In England, they say, ‘Why do you write such depressing books? You poor thing, if that’s all you’ve got to write about’. [The English] are a high-spirited and ungracious people. Foreigners always saw them like that in the nineteenth century. They haven’t changed. And I speak as a semi-outsider.
Brookner’s interviews are in fact a great source of the author’s irony and indicative of how she transgresses the cultural injunction that, as she put it in 1983, ‘lady writers are meant to be cute’. In this 2001 interview, Brookner, known for being unusually polite, was uncharacteristically ruthless in response to a series of unimaginative questions from the Observer’s Robert McCrum.

Observer: [The Bay of Angels] is your twentieth novel in about 20 years. Is that how you like to work - at the rate of a novel a year?
Anita Brookner: I'd like to be writing all the time, but that's not possible.
Obs: Why not?
AB: Lack of ideas, I suppose.
Obs: You've been very successful for a late starter.
AB: I wouldn't say that. I'm not very popular, because they're bleak and they're mournful and all the rest of it and I get censorious reviews. But I'm only writing fiction. I'm not making munitions, so I think it's acceptable.
Obs: Are your books, in some sense, your children?
AB: No. Not at all.
Obs: So you've now finished the book, and you're a free woman?
AB: Very boring.
Obs: You're bored?
AB: Oh terribly.

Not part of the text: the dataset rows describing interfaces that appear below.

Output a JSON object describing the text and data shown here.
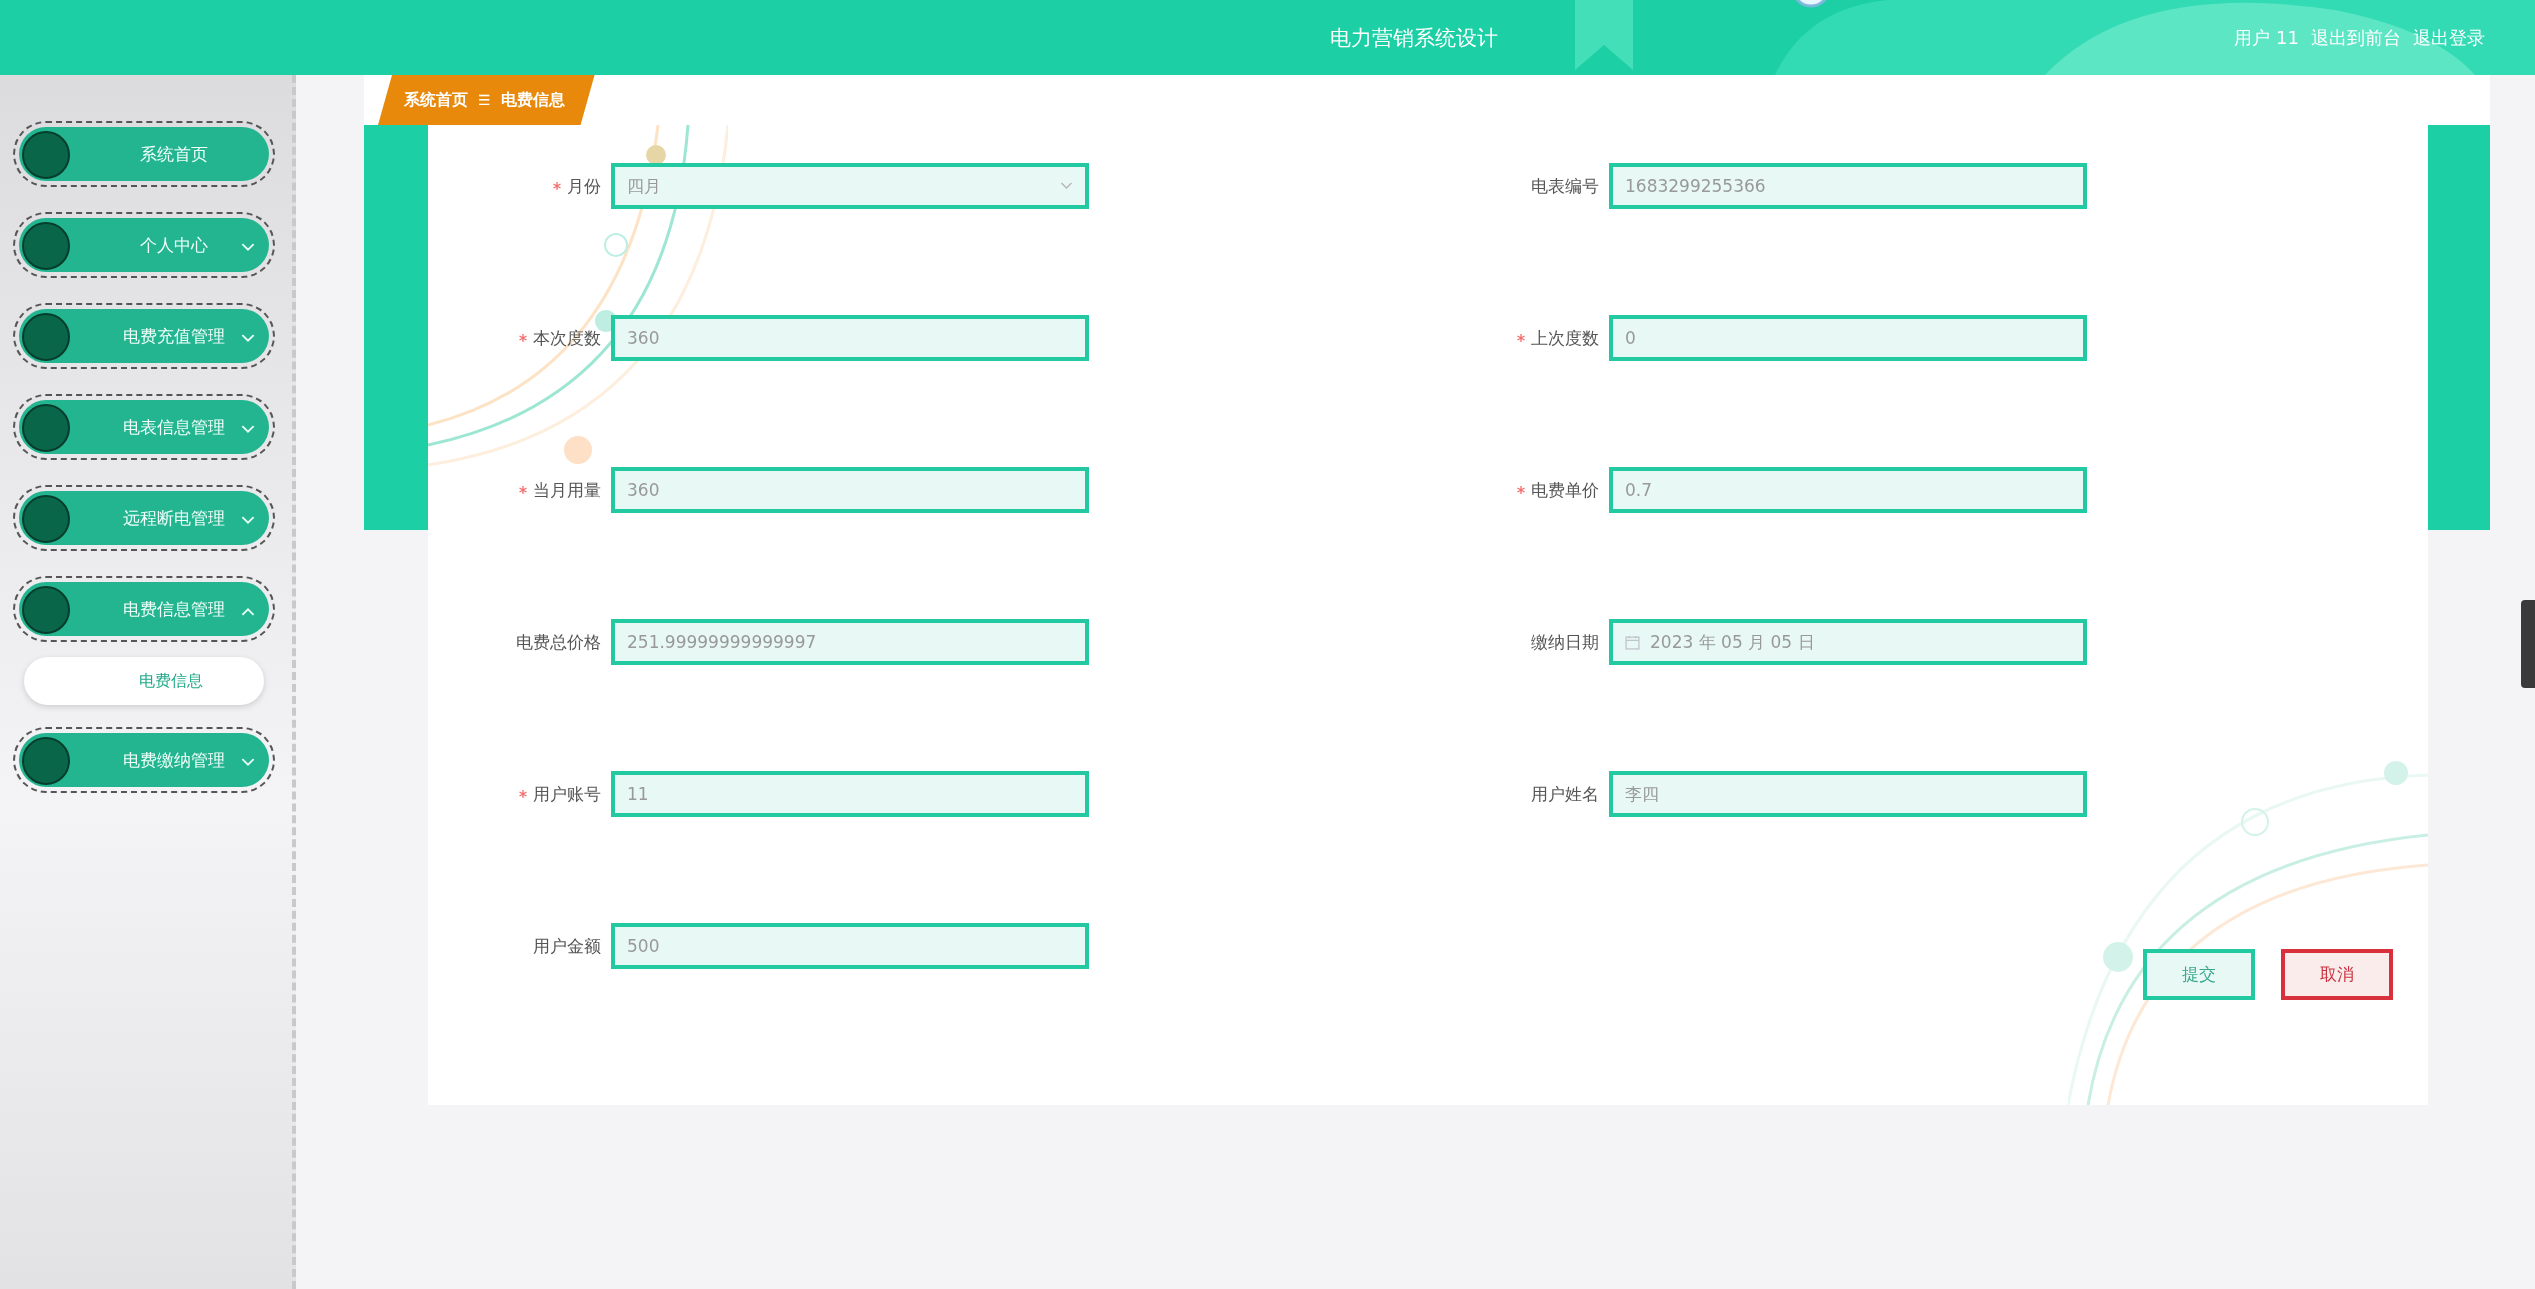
{
  "header": {
    "title": "电力营销系统设计",
    "user_links": [
      "用户 11",
      "退出到前台",
      "退出登录"
    ]
  },
  "sidebar": {
    "items": [
      {
        "label": "系统首页",
        "kind": "link"
      },
      {
        "label": "个人中心",
        "kind": "menu",
        "expanded": false
      },
      {
        "label": "电费充值管理",
        "kind": "menu",
        "expanded": false
      },
      {
        "label": "电表信息管理",
        "kind": "menu",
        "expanded": false
      },
      {
        "label": "远程断电管理",
        "kind": "menu",
        "expanded": false
      },
      {
        "label": "电费信息管理",
        "kind": "menu",
        "expanded": true,
        "children": [
          {
            "label": "电费信息",
            "selected": true
          }
        ]
      },
      {
        "label": "电费缴纳管理",
        "kind": "menu",
        "expanded": false
      }
    ]
  },
  "breadcrumb": {
    "items": [
      "系统首页",
      "电费信息"
    ],
    "separator": "☰"
  },
  "form": {
    "fields": [
      {
        "label": "月份",
        "required": true,
        "kind": "select",
        "value": "四月"
      },
      {
        "label": "电表编号",
        "required": false,
        "kind": "text",
        "value": "1683299255366"
      },
      {
        "label": "本次度数",
        "required": true,
        "kind": "text",
        "value": "360"
      },
      {
        "label": "上次度数",
        "required": true,
        "kind": "text",
        "value": "0"
      },
      {
        "label": "当月用量",
        "required": true,
        "kind": "text",
        "value": "360"
      },
      {
        "label": "电费单价",
        "required": true,
        "kind": "text",
        "value": "0.7"
      },
      {
        "label": "电费总价格",
        "required": false,
        "kind": "text",
        "value": "251.99999999999997"
      },
      {
        "label": "缴纳日期",
        "required": false,
        "kind": "date",
        "value": "2023 年 05 月 05 日"
      },
      {
        "label": "用户账号",
        "required": true,
        "kind": "text",
        "value": "11"
      },
      {
        "label": "用户姓名",
        "required": false,
        "kind": "text",
        "value": "李四"
      },
      {
        "label": "用户金额",
        "required": false,
        "kind": "text",
        "value": "500"
      }
    ],
    "buttons": [
      {
        "label": "提交",
        "kind": "primary"
      },
      {
        "label": "取消",
        "kind": "danger"
      }
    ]
  }
}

A great thing about Brookner’s voice in this interview, apart from the way she refuses to romanticise writing, is how she satirises her stereotype as ‘boring.’ A popular criticism of Brookner is that she writes boring novels about boring people; a judgment which stems partly from a reluctance to read women’s writing figuratively. Irony breaks up the deterministic force of literal meaning in a text. When read ironically, ‘boring’ doesn’t always mean ‘boring.’ It can mean ‘sexually restless’ or ‘sexually charged’. It can be about subverting the idea of what is culturally interesting or acceptable, when what is interesting too often equates to a media story about Brangelina or Kate Middleton. ‘Boring’ can refer to a type of social or class privilege. It can signify ennui, an emotional and intellectual condition brought about by industrial capitalism. Boredom might operate in a similar way as Oscar Wilde’s proposition that ‘all art is useless.’ In Wilde’s aesthetic manifesto, the idea of having function, and therefore of not being bored or aimless, implied conformity to the mainstream, bourgeois, rationalist ideology. Therefore, to sign ‘boredom’ was a potentially radical act.

My point is that if you think you’re bored reading Brookner, you’re probably really rolling around the floor laughing. No, not really. My point is that Brookner should not always be read seriously.

The funniest Brookners: A Misalliance (1986), Hotel du Lac (1984), Fraud (1992), Visitors (1997), Falling Slowly (1998) (also very sad) A Friend from England (1987)(kind of weird) and Undue Influence (1999).

1 comment:

  1. That's a fabulous way to look at Brookner. I see the funny ironic and even the sad ironic in so many things and certainly in Brookner's books - although sometimes I want to shake a few of the characters because they're too passive or isolated, the way I can be (another one of your points).
    Very fun reading.